"They take a long time. They're performed by people with an average of 15 years of experience. They're usually professional engineers with multiple degrees billing the equivalent of $150-200 an hour," said Davis.  "These highly skilled individuals spend a very significant portion of their day counting light bulbs, recording nameplate efficiencies on pumps, motors, HVAC equipments, manually migrating their shorthand notes to a digital platform, and trying to guess what all the site photos they took actually depict."

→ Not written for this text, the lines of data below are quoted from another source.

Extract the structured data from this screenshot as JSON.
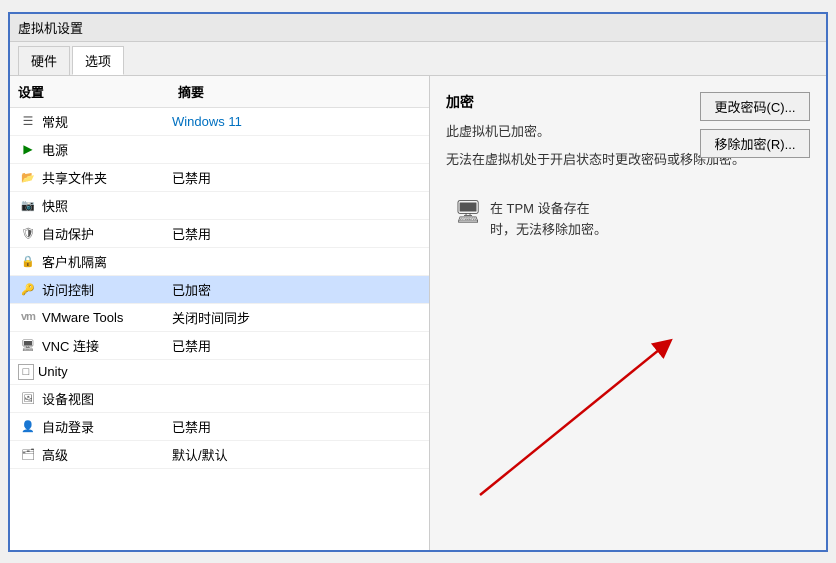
{
  "window": {
    "title": "虚拟机设置"
  },
  "tabs": [
    {
      "id": "hardware",
      "label": "硬件"
    },
    {
      "id": "options",
      "label": "选项",
      "active": true
    }
  ],
  "list": {
    "col1": "设置",
    "col2": "摘要",
    "items": [
      {
        "id": "general",
        "icon": "☰",
        "name": "常规",
        "value": "Windows 11",
        "valueClass": "colored",
        "selected": false
      },
      {
        "id": "power",
        "icon": "▶",
        "name": "电源",
        "value": "",
        "valueClass": "normal",
        "selected": false
      },
      {
        "id": "shared-folders",
        "icon": "📁",
        "name": "共享文件夹",
        "value": "已禁用",
        "valueClass": "normal",
        "selected": false
      },
      {
        "id": "snapshot",
        "icon": "📷",
        "name": "快照",
        "value": "",
        "valueClass": "normal",
        "selected": false
      },
      {
        "id": "autoprotect",
        "icon": "🛡",
        "name": "自动保护",
        "value": "已禁用",
        "valueClass": "normal",
        "selected": false
      },
      {
        "id": "guest-isolation",
        "icon": "🔒",
        "name": "客户机隔离",
        "value": "",
        "valueClass": "normal",
        "selected": false
      },
      {
        "id": "access-control",
        "icon": "🔑",
        "name": "访问控制",
        "value": "已加密",
        "valueClass": "normal",
        "selected": true
      },
      {
        "id": "vmware-tools",
        "icon": "⚙",
        "name": "VMware Tools",
        "value": "关闭时间同步",
        "valueClass": "normal",
        "selected": false
      },
      {
        "id": "vnc",
        "icon": "🖥",
        "name": "VNC 连接",
        "value": "已禁用",
        "valueClass": "normal",
        "selected": false
      },
      {
        "id": "unity",
        "icon": "□",
        "name": "Unity",
        "value": "",
        "valueClass": "normal",
        "selected": false
      },
      {
        "id": "device-view",
        "icon": "🖼",
        "name": "设备视图",
        "value": "",
        "valueClass": "normal",
        "selected": false
      },
      {
        "id": "autologon",
        "icon": "👤",
        "name": "自动登录",
        "value": "已禁用",
        "valueClass": "normal",
        "selected": false
      },
      {
        "id": "advanced",
        "icon": "🗂",
        "name": "高级",
        "value": "默认/默认",
        "valueClass": "normal",
        "selected": false
      }
    ]
  },
  "right": {
    "section_title": "加密",
    "desc1": "此虚拟机已加密。",
    "desc2": "无法在虚拟机处于开启状态时更改密码或移除加密。",
    "btn_change": "更改密码(C)...",
    "btn_remove": "移除加密(R)...",
    "tpm_text": "在 TPM 设备存在\n时，无法移除加密。"
  }
}
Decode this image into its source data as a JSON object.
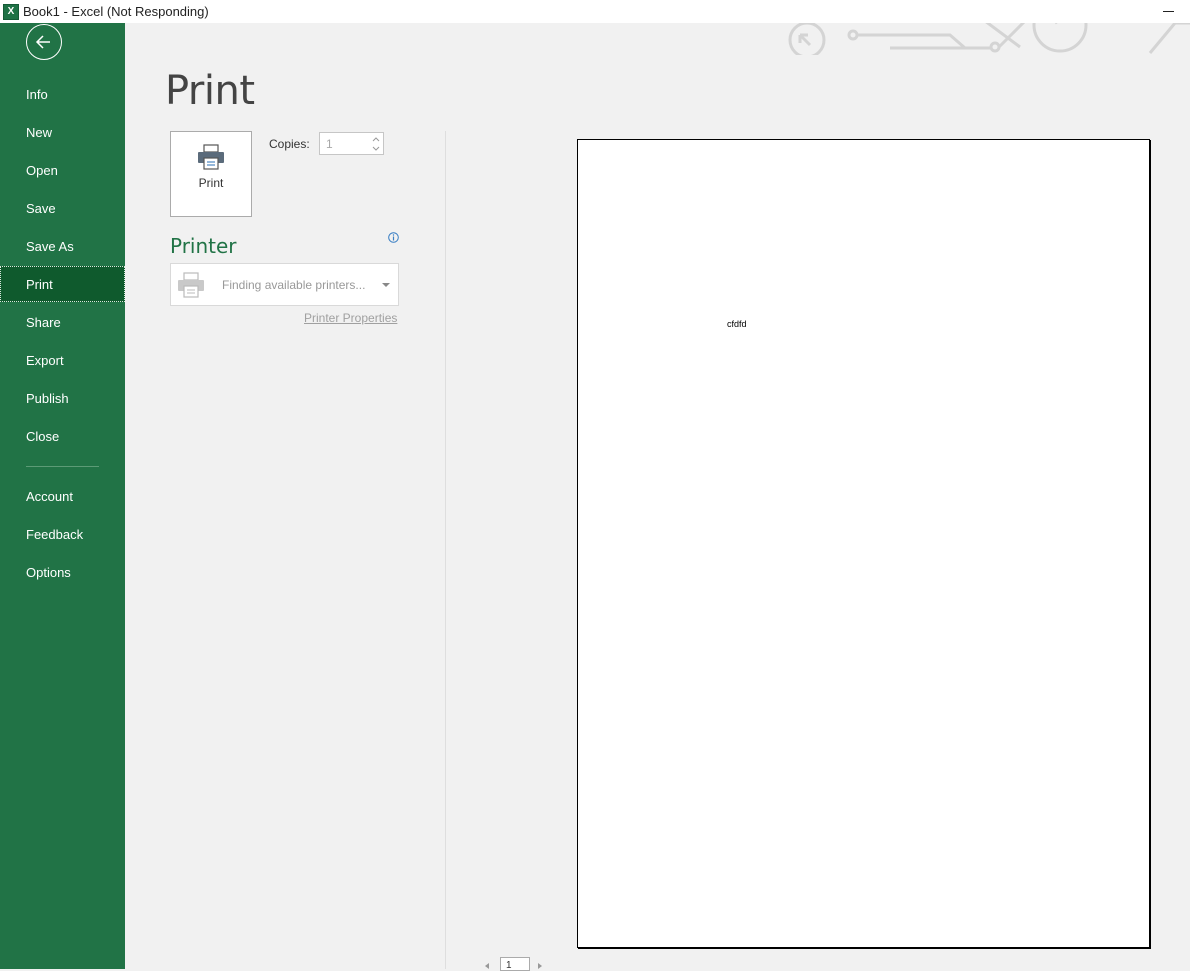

"An investment-grade audit for a 500,000-square-foot hotel, for example, could take a month," continued Davis.  "Data collection would take a week or so in the field.  Then everyone goes to their dark little three-walled rooms, migrates from pen and paper to Excel spreadsheets, and manually inputs that data into Energy Star and different energy analysis and modeling tools to analyze various ECMs (Energy Conservation Measures).  Then they write a report from scratch.  It's a terrible misuse of highly skilled engineers to [have them] spend so much time on simple repetitive tasks."

In the system developed by kWhOURS, auditors can export their Excel spreadsheets or instantly plug it into benchmarking and analysis software like Energy Star and DOE-2.  A second release, coming out in Q3-Q4 2010, will sport automated analysis and reporting tools.

Dennis Costello, Managing Partner at Braemar Energy Ventures, believes that there is a market for innovative software that would help modernize the energy audit industry.

"The whole idea of energy audits -- let's broaden it to include energy building commissions and LEED Certification -- is an industry that will need software and needs to be more automated than having individual engineers walking around with clipboards and then inputting the data into spreadsheets," said Costello.  "There is a lot of opportunity there. I don't know who the winners will be yet. It is very intriguing."

Many firms are currently working to develop software for more efficient energy audits.  Some focus on residential customers and others, like kWhOURS, target commercial auditors. Perhaps the best established of the bunch is Recurve, formerly Sustainable Spaces, which was recently named a Greentech Media Top 50 Greentech Startup.  The San Francisco-based firm's software enables it to conduct residential energy audits and retrofits quicker and more cheaply than traditional auditors.  Currently, large builders in different regions in the U.S. are testing Recurve's software.

Then there are companies like BuildingIQ that have created applications for dynamically controlling air conditioners, heaters, and someday soon, other applications in a building. These companies don't specialize in retrofits, but they create computerized models of the buildings they control and collect data on building performance. One can imagine companies like this moving into the retrofitting and auditing software space, as well.

The challenge kWhOURS faces is selling into a fragmented market, as energy audits are conducted not only by utilities and large energy service firms, but also by thousands of small energy consultancies.  Marketing and selling energy audit software could be expensive -- particularly when competition among software providers becomes intense. 

"I really like the idea generally.  The biggest worry that I have is that there are a lot of companies that are trying to chase the same customers in the same market," said Bilal Zuberi, Principal at General Catalyst Partners.  "You have to stand out.  To stand out, you need a direct sales force.  These businesses will live and die by their cost of customer acquisition (COCA).  I am standing on the sidelines.  I want to invest in these companies when they can show me they are steadily bringing down their COCA to the point where it is sustainable."

Yoni Cohen is a JD-MBA student at the Yale Law School and the Wharton School of the University of Pennsylvania.  He previously worked as a reporter for Fox Sports, among other jobs.